*What the exercise asks*: Every line of the data must be copied exactly.

-------- Source information --------

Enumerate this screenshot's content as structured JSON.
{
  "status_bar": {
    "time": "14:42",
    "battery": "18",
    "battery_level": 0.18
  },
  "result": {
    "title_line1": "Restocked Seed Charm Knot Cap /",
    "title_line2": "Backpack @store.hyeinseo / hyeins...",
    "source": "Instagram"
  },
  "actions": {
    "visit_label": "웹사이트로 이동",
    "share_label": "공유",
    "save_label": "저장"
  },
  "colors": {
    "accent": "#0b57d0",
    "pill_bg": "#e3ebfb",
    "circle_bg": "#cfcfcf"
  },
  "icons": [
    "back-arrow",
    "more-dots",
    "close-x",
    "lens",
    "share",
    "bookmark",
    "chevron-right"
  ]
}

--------

*Output for this exercise*:
Enumerate this screenshot's content as structured JSON.
{
  "status_bar": {
    "time": "14:42",
    "battery": "18",
    "battery_level": 0.18
  },
  "result": {
    "title_line1": "Restocked Seed Charm Knot Cap /",
    "title_line2": "Backpack @store.hyeinseo / hyeins...",
    "source": "Instagram"
  },
  "actions": {
    "visit_label": "웹사이트로 이동",
    "share_label": "공유",
    "save_label": "저장"
  },
  "colors": {
    "accent": "#0b57d0",
    "pill_bg": "#e3ebfb",
    "circle_bg": "#cfcfcf"
  },
  "icons": [
    "back-arrow",
    "more-dots",
    "close-x",
    "lens",
    "share",
    "bookmark",
    "chevron-right"
  ]
}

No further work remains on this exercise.